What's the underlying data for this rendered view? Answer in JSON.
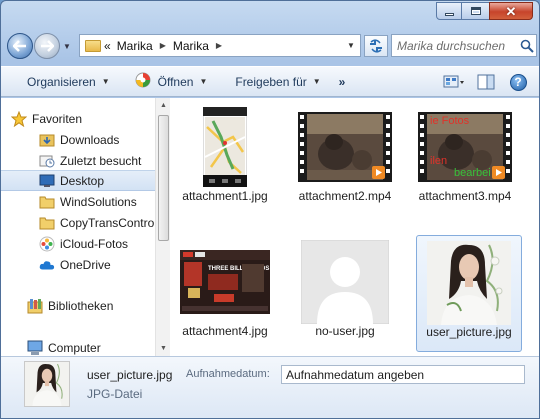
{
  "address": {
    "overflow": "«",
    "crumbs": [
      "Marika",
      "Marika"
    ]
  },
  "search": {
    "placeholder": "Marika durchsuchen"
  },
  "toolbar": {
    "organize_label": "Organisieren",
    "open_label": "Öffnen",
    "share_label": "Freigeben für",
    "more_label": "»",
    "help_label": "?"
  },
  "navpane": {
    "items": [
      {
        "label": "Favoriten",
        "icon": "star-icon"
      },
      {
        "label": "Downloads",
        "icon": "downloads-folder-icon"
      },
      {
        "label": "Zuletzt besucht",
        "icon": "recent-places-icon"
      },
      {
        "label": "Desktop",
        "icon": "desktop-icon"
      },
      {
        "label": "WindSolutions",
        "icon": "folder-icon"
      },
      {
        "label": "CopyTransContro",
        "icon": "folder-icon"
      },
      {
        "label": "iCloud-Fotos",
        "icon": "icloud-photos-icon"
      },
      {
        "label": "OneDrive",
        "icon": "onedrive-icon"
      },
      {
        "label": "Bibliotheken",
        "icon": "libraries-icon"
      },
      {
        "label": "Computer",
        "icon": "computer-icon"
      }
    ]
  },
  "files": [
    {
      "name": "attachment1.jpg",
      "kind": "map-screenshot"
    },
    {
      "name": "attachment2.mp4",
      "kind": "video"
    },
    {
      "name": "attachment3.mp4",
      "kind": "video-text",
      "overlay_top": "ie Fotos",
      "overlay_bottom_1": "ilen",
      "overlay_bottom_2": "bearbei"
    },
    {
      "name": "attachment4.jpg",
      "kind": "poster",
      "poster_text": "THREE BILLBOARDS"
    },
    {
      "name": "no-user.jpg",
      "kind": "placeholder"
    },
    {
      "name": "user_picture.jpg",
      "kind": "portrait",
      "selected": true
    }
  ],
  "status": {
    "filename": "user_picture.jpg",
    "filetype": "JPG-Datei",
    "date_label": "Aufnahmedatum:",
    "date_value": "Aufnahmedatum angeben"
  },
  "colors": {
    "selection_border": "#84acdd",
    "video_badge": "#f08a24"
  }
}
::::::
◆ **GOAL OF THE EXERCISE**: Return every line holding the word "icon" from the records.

◆ **ANSWER SECTION**:
        "icon": "star-icon"
        "icon": "downloads-folder-icon"
        "icon": "recent-places-icon"
        "icon": "desktop-icon"
        "icon": "folder-icon"
        "icon": "folder-icon"
        "icon": "icloud-photos-icon"
        "icon": "onedrive-icon"
        "icon": "libraries-icon"
        "icon": "computer-icon"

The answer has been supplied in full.